Do your brain a favor with the Walnut Room
's spinach salad.
With finals on the way, you need to be sure you're functioning at peak capacity. Here are a few foods to feed your brain—along with your belly—and some of the best places to find them:
Eggs at Lula Cafe
Eggs have gotten a bad rap over the past few decades for being artery-clogging cholesterol bombs. But the incredible, edible egg is a superfood, containing loads of beneficial fats, B vitamins and choline—a nutrient that transmits signals between nerves and muscles. Choline is also a vital component in the fatty cell membranes that make up the physical bulk of the brain.
So maybe we can thank the preponderance of stellar brunch spots all over town for making Chicagoans such a bright, responsive bunch. Fabulous benedicts and quiches and imaginative egg dishes grace plates from the Bongo Room to M. Henry to any one of the Orange branches, but the strada at Lula has my heart; it's elegant, fluffy and the perfect size.

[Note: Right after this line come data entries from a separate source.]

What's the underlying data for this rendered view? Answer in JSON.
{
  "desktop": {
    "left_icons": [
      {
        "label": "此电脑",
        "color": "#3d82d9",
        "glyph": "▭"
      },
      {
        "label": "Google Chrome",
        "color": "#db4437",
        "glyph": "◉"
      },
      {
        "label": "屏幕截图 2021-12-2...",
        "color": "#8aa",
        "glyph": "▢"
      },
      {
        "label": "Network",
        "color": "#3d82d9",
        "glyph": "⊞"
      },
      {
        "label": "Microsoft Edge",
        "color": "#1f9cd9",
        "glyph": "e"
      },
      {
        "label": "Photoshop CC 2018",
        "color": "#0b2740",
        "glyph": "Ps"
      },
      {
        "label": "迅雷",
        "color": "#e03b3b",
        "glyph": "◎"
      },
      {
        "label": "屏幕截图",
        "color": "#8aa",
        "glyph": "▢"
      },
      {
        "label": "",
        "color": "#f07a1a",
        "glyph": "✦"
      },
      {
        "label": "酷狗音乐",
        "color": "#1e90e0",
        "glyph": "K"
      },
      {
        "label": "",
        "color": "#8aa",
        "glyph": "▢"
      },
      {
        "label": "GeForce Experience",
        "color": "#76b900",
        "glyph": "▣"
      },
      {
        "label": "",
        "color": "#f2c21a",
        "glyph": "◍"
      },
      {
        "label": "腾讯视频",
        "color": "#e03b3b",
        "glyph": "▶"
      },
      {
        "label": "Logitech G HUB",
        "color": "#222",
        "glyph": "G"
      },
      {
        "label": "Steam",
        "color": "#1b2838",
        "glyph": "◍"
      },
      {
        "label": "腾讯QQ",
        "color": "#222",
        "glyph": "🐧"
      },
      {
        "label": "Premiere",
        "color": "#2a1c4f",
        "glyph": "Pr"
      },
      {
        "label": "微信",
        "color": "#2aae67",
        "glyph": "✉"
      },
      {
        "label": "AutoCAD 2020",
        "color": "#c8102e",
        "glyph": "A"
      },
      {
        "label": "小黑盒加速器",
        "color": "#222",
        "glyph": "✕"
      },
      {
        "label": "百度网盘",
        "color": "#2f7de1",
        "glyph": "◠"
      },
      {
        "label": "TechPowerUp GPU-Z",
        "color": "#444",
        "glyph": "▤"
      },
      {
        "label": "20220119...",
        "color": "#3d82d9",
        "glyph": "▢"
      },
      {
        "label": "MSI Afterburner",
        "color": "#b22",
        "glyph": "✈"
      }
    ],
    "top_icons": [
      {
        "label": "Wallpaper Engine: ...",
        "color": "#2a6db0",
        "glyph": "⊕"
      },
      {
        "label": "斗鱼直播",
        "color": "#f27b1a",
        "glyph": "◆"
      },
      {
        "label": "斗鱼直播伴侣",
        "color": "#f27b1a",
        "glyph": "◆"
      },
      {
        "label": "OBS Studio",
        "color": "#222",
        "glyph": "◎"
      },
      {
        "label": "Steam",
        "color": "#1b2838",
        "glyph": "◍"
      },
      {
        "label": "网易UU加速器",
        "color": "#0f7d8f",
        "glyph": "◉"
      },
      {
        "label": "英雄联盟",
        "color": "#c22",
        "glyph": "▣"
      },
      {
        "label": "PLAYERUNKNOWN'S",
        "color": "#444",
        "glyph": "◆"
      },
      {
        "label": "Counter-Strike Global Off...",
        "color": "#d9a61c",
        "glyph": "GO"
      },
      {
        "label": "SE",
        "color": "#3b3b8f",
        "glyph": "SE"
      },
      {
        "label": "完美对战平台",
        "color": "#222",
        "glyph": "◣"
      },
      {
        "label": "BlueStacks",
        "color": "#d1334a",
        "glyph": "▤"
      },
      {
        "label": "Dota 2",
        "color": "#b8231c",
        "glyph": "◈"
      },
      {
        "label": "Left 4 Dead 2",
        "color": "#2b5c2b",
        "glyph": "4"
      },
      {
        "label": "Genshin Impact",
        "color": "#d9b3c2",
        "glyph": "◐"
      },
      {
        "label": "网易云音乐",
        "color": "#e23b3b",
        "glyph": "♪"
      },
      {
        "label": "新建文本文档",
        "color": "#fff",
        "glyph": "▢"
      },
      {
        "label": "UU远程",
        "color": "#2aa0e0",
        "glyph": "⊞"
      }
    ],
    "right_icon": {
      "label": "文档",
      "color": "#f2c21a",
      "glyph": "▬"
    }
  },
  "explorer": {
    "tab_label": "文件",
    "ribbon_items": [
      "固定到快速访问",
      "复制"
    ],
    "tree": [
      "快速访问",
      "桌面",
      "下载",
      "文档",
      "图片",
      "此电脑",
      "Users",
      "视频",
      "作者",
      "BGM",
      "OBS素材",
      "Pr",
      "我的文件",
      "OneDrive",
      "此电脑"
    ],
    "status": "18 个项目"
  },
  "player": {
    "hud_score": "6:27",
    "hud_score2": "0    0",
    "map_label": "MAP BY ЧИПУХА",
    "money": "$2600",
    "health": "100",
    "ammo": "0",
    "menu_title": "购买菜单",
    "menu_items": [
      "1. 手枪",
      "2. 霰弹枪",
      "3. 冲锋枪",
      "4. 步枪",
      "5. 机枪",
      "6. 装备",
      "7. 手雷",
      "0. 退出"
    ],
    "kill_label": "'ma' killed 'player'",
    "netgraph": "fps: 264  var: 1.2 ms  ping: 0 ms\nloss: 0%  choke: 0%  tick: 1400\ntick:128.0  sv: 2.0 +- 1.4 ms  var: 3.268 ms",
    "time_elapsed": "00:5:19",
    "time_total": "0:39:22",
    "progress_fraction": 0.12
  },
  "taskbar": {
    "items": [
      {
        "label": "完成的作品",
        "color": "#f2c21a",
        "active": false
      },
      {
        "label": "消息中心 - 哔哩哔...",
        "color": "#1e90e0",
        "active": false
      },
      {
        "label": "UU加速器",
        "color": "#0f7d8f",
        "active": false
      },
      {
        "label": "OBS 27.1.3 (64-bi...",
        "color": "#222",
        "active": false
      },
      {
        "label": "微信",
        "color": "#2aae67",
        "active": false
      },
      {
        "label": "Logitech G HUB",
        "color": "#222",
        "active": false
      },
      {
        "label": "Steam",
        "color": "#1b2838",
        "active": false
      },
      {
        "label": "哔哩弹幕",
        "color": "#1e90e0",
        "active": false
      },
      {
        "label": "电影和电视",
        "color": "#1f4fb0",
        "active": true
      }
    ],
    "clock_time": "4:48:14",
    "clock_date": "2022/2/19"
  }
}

If you're looking for something a little heartier, the breakfast burrito is one of the best on the west side. Lula also offers organic, cage-free eggs for an additional charge.
Sushi from Tanoshii
Fish: It's the quintessential brain food—high in Omega-3 fatty acids, fish helps build gray matter and cell membranes. However, studies show that high cooking temperatures can compromise the health benefits of oils containing Omega-3s, so to get the biggest bang in the brain for your buck, do it raw. Salmon is considered the best (great news for us spicy sake maki aficionados) but if you find yourself at Sushi Mike's counter in Andersonville, be sure to try whatever is on special; it's sure to be the freshest, most inspired cut on the menu. Wise patrons keep their mitts off the soy sauce—smothering the chef's artistry in brine is a major faux pas at this establishment. Besides, the buttery play of avocado and salmon on your taste buds is an intellectual experience in its own right.
Spinach salad at the Walnut Room
Vegetarians needn't despair: The one food higher in Omega-3 fatty acids than salmon (besides flax seeds, but that's for a different story) is the mighty walnut. This legendary restaurant in the Department Store Formerly Known as Marshall Field's serves the title ingredient in its signature spinach salad. The combo is a veritable brain feast; spinach is high in folic acid, which has been shown to improve memory and overall cognitive function as well as fight depression—which has an insidious way of creeping in as the days get shorter. And if you don't care for food with a face but do want to please the relatives, the historic Walnut Room provides enough elegant downtown distraction and familiar American fare to keep your visiting aunt from shooting disapproving glances at your meatless selection.
Coffee from Metropolis Coffee Co.
Despite my exhaustive, highly biased research, I found no scientific evidence that coffee does anything to boost brain functioning. The closest I came was one study that indicated there are two kinds of people: those who are dependent on caffeine to tweak their wits and those who are not. As a long-time member of the former camp I hereby denounce these findings as complete bunk. Anyone who's pulled an all-nighter will testify to the near-magical mind-enhancing powers of the bitter bean, particularly after a night of imbibing the harder stuff. One should also factor in the erudite atmosphere of the coffee shop itself; just walking into a laptop-and-textbook-laden joint like Metropolis—which draws scholars from both Loyola and Northwestern Universities—makes you feel a few ticks smarter.
In five short years Jeff and Tony Dreyfuss have turned their Edgewater roastery into a local empire. Independent coffee houses across the city carry Metropolis beans. Take one sip of Good Soldier Schweik's Ottoman Adventures blend and you'll understand why the father-son team landed Microroaster of the Year for 2007 in Roast Magazine. Brilliant!